[Data records]
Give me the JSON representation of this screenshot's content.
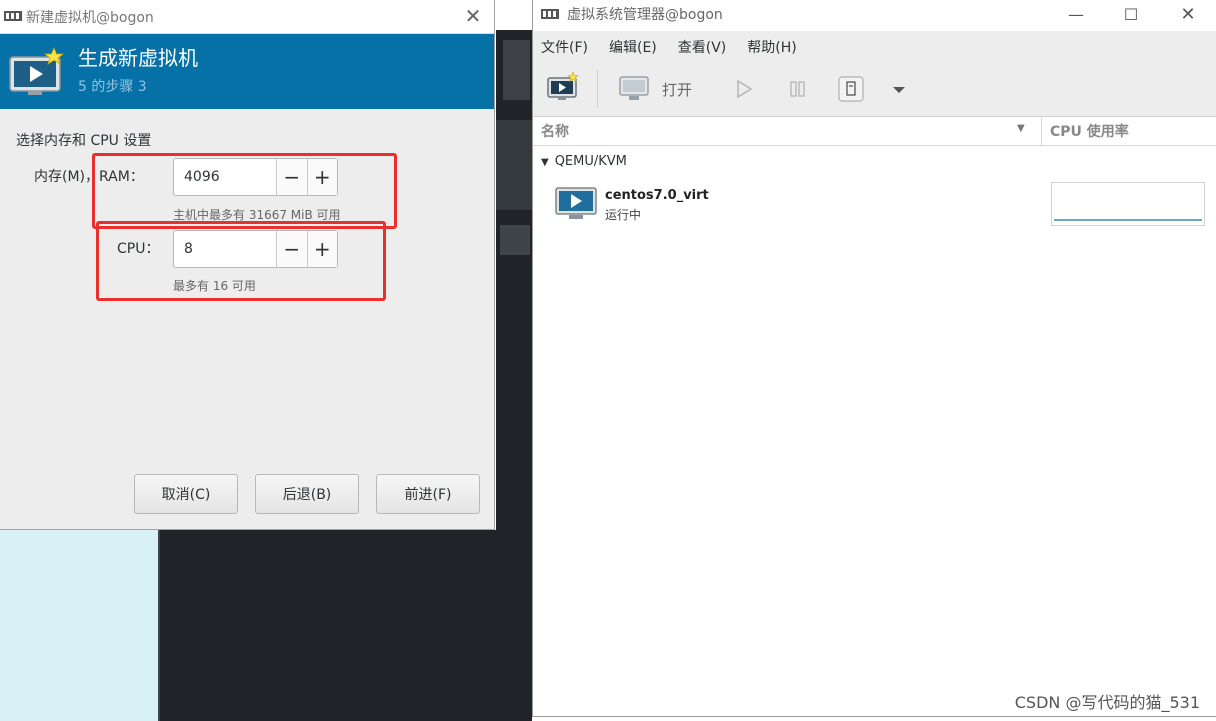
{
  "wizard": {
    "title": "新建虚拟机@bogon",
    "heading": "生成新虚拟机",
    "step": "5 的步骤 3",
    "section_title": "选择内存和 CPU 设置",
    "memory": {
      "label": "内存(M)，RAM：",
      "value": "4096",
      "hint": "主机中最多有 31667 MiB 可用"
    },
    "cpu": {
      "label": "CPU：",
      "value": "8",
      "hint": "最多有 16 可用"
    },
    "minus_symbol": "−",
    "plus_symbol": "+",
    "buttons": {
      "cancel": "取消(C)",
      "back": "后退(B)",
      "forward": "前进(F)"
    },
    "close_symbol": "✕"
  },
  "manager": {
    "title": "虚拟系统管理器@bogon",
    "window_controls": {
      "minimize": "—",
      "maximize": "☐",
      "close": "✕"
    },
    "menu": [
      "文件(F)",
      "编辑(E)",
      "查看(V)",
      "帮助(H)"
    ],
    "toolbar": {
      "open_label": "打开"
    },
    "columns": {
      "name": "名称",
      "cpu": "CPU 使用率"
    },
    "group": "QEMU/KVM",
    "vms": [
      {
        "name": "centos7.0_virt",
        "status": "运行中"
      }
    ]
  },
  "watermark": "CSDN @写代码的猫_531",
  "colors": {
    "banner": "#0571a7",
    "highlight": "#e8312f"
  }
}
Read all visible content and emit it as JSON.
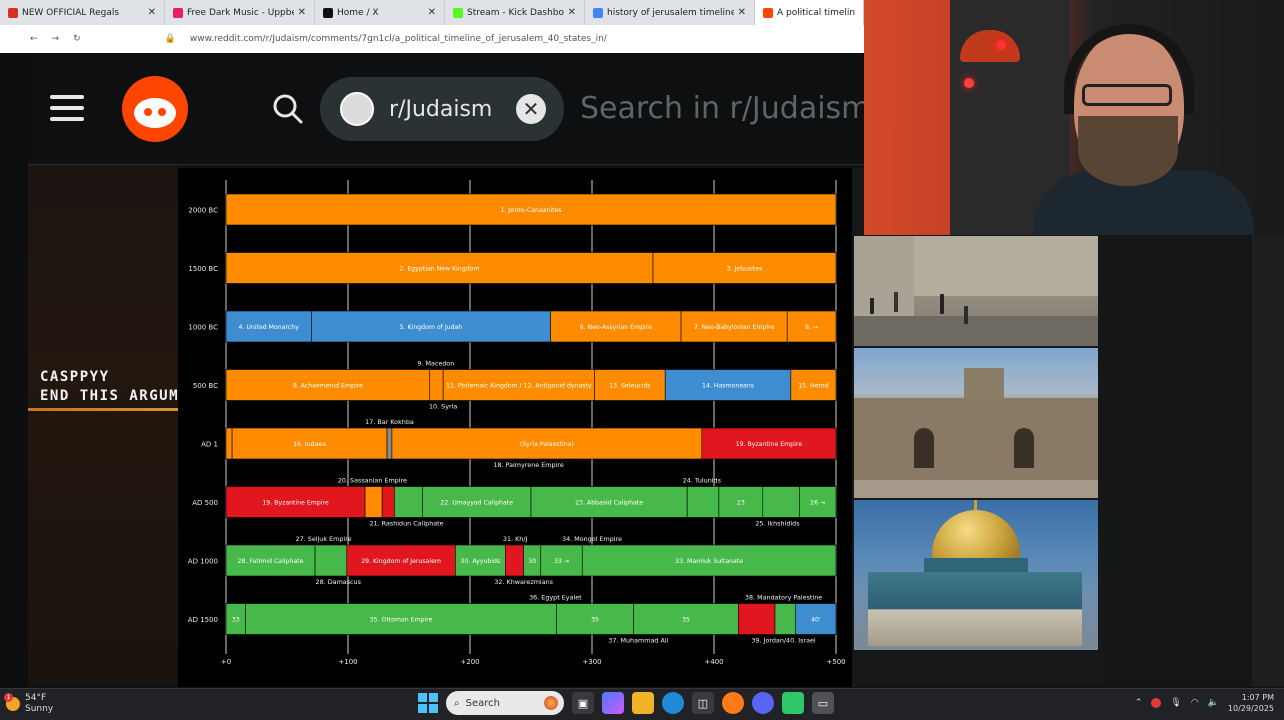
{
  "browser": {
    "tabs": [
      {
        "label": "NEW OFFICIAL Regals",
        "fav": "#d93025",
        "active": false
      },
      {
        "label": "Free Dark Music - Uppbeat",
        "fav": "#e91e63",
        "active": false
      },
      {
        "label": "Home / X",
        "fav": "#111111",
        "active": false
      },
      {
        "label": "Stream - Kick Dashboard",
        "fav": "#53fc18",
        "active": false
      },
      {
        "label": "history of jerusalem timeline - G",
        "fav": "#4285f4",
        "active": false
      },
      {
        "label": "A political timeline",
        "fav": "#ff4500",
        "active": true
      }
    ],
    "url": "www.reddit.com/r/Judaism/comments/7gn1cl/a_political_timeline_of_jerusalem_40_states_in/"
  },
  "reddit": {
    "subreddit": "r/Judaism",
    "search_placeholder": "Search in r/Judaism",
    "clear_symbol": "✕"
  },
  "overlay": {
    "line1": "CASPPYY",
    "line2": "END THIS ARGUMENT"
  },
  "chart_data": {
    "type": "timeline",
    "x_ticks": [
      "+0",
      "+100",
      "+200",
      "+300",
      "+400",
      "+500"
    ],
    "x_range": [
      0,
      500
    ],
    "colors": {
      "orange": "#ff8c00",
      "blue": "#3d8dd0",
      "red": "#e2161e",
      "green": "#47b84a",
      "gray": "#8c8c8c"
    },
    "rows": [
      {
        "label": "2000 BC",
        "bars": [
          {
            "from": 0,
            "to": 500,
            "color": "orange",
            "text": "1. proto-Canaanites"
          }
        ]
      },
      {
        "label": "1500 BC",
        "bars": [
          {
            "from": 0,
            "to": 350,
            "color": "orange",
            "text": "2. Egyptian New Kingdom"
          },
          {
            "from": 350,
            "to": 500,
            "color": "orange",
            "text": "3. Jebusites"
          }
        ]
      },
      {
        "label": "1000 BC",
        "bars": [
          {
            "from": 0,
            "to": 70,
            "color": "blue",
            "text": "4. United Monarchy"
          },
          {
            "from": 70,
            "to": 266,
            "color": "blue",
            "text": "5. Kingdom of Judah"
          },
          {
            "from": 266,
            "to": 373,
            "color": "orange",
            "text": "6. Neo-Assyrian Empire"
          },
          {
            "from": 373,
            "to": 460,
            "color": "orange",
            "text": "7. Neo-Babylonian Empire"
          },
          {
            "from": 460,
            "to": 500,
            "color": "orange",
            "text": "8. →"
          }
        ]
      },
      {
        "label": "500 BC",
        "bars": [
          {
            "from": 0,
            "to": 167,
            "color": "orange",
            "text": "8. Achaemenid Empire"
          },
          {
            "from": 167,
            "to": 178,
            "color": "orange",
            "text": ""
          },
          {
            "from": 178,
            "to": 302,
            "color": "orange",
            "text": "11. Ptolemaic Kingdom / 12. Antigonid dynasty"
          },
          {
            "from": 302,
            "to": 360,
            "color": "orange",
            "text": "13. Seleucids"
          },
          {
            "from": 360,
            "to": 463,
            "color": "blue",
            "text": "14. Hasmoneans"
          },
          {
            "from": 463,
            "to": 500,
            "color": "orange",
            "text": "15. Herod"
          }
        ]
      },
      {
        "label": "AD 1",
        "bars": [
          {
            "from": 0,
            "to": 5,
            "color": "orange",
            "text": ""
          },
          {
            "from": 5,
            "to": 132,
            "color": "orange",
            "text": "16. Iudaea"
          },
          {
            "from": 132,
            "to": 136,
            "color": "gray",
            "text": ""
          },
          {
            "from": 136,
            "to": 390,
            "color": "orange",
            "text": "(Syria Palaestina)"
          },
          {
            "from": 390,
            "to": 500,
            "color": "red",
            "text": "19. Byzantine Empire"
          }
        ]
      },
      {
        "label": "AD 500",
        "bars": [
          {
            "from": 0,
            "to": 114,
            "color": "red",
            "text": "19. Byzantine Empire"
          },
          {
            "from": 114,
            "to": 128,
            "color": "orange",
            "text": ""
          },
          {
            "from": 128,
            "to": 138,
            "color": "red",
            "text": ""
          },
          {
            "from": 138,
            "to": 161,
            "color": "green",
            "text": ""
          },
          {
            "from": 161,
            "to": 250,
            "color": "green",
            "text": "22. Umayyad Caliphate"
          },
          {
            "from": 250,
            "to": 378,
            "color": "green",
            "text": "23. Abbasid Caliphate"
          },
          {
            "from": 378,
            "to": 404,
            "color": "green",
            "text": ""
          },
          {
            "from": 404,
            "to": 440,
            "color": "green",
            "text": "23"
          },
          {
            "from": 440,
            "to": 470,
            "color": "green",
            "text": ""
          },
          {
            "from": 470,
            "to": 500,
            "color": "green",
            "text": "26 →"
          }
        ]
      },
      {
        "label": "AD 1000",
        "bars": [
          {
            "from": 0,
            "to": 73,
            "color": "green",
            "text": "28. Fatimid Caliphate"
          },
          {
            "from": 73,
            "to": 99,
            "color": "green",
            "text": ""
          },
          {
            "from": 99,
            "to": 188,
            "color": "red",
            "text": "29. Kingdom of Jerusalem"
          },
          {
            "from": 188,
            "to": 229,
            "color": "green",
            "text": "30. Ayyubids"
          },
          {
            "from": 229,
            "to": 244,
            "color": "red",
            "text": ""
          },
          {
            "from": 244,
            "to": 258,
            "color": "green",
            "text": "30"
          },
          {
            "from": 258,
            "to": 292,
            "color": "green",
            "text": "33 →"
          },
          {
            "from": 292,
            "to": 500,
            "color": "green",
            "text": "33. Mamluk Sultanate"
          }
        ]
      },
      {
        "label": "AD 1500",
        "bars": [
          {
            "from": 0,
            "to": 16,
            "color": "green",
            "text": "33"
          },
          {
            "from": 16,
            "to": 271,
            "color": "green",
            "text": "35. Ottoman Empire"
          },
          {
            "from": 271,
            "to": 334,
            "color": "green",
            "text": "35"
          },
          {
            "from": 334,
            "to": 420,
            "color": "green",
            "text": "35"
          },
          {
            "from": 420,
            "to": 450,
            "color": "red",
            "text": ""
          },
          {
            "from": 450,
            "to": 467,
            "color": "green",
            "text": ""
          },
          {
            "from": 467,
            "to": 500,
            "color": "blue",
            "text": "40'"
          }
        ]
      }
    ],
    "annotations": [
      {
        "row": 3,
        "pos": "above",
        "x": 172,
        "text": "9. Macedon"
      },
      {
        "row": 3,
        "pos": "below",
        "x": 178,
        "text": "10. Syria"
      },
      {
        "row": 4,
        "pos": "above",
        "x": 134,
        "text": "17. Bar Kokhba"
      },
      {
        "row": 4,
        "pos": "below",
        "x": 248,
        "text": "18. Palmyrene Empire"
      },
      {
        "row": 5,
        "pos": "above",
        "x": 120,
        "text": "20. Sassanian Empire"
      },
      {
        "row": 5,
        "pos": "above",
        "x": 390,
        "text": "24. Tulunids"
      },
      {
        "row": 5,
        "pos": "below",
        "x": 148,
        "text": "21. Rashidun Caliphate"
      },
      {
        "row": 5,
        "pos": "below",
        "x": 452,
        "text": "25. Ikhshidids"
      },
      {
        "row": 6,
        "pos": "above",
        "x": 80,
        "text": "27. Seljuk Empire"
      },
      {
        "row": 6,
        "pos": "above",
        "x": 237,
        "text": "31. Kh/J"
      },
      {
        "row": 6,
        "pos": "above",
        "x": 300,
        "text": "34. Mongol Empire"
      },
      {
        "row": 6,
        "pos": "below",
        "x": 92,
        "text": "28. Damascus"
      },
      {
        "row": 6,
        "pos": "below",
        "x": 244,
        "text": "32. Khwarezmians"
      },
      {
        "row": 7,
        "pos": "above",
        "x": 270,
        "text": "36. Egypt Eyalet"
      },
      {
        "row": 7,
        "pos": "above",
        "x": 457,
        "text": "38. Mandatory Palestine"
      },
      {
        "row": 7,
        "pos": "below",
        "x": 338,
        "text": "37. Muhammad Ali"
      },
      {
        "row": 7,
        "pos": "below",
        "x": 457,
        "text": "39. Jordan/40. Israel"
      }
    ]
  },
  "taskbar": {
    "temp": "54°F",
    "weather": "Sunny",
    "weather_badge": "1",
    "search_label": "Search",
    "time": "1:07 PM",
    "date": "10/29/2025"
  }
}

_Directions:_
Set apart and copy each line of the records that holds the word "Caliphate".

_Solution to this task:_
            "text": "22. Umayyad Caliphate"
            "text": "23. Abbasid Caliphate"
            "text": "28. Fatimid Caliphate"
        "text": "21. Rashidun Caliphate"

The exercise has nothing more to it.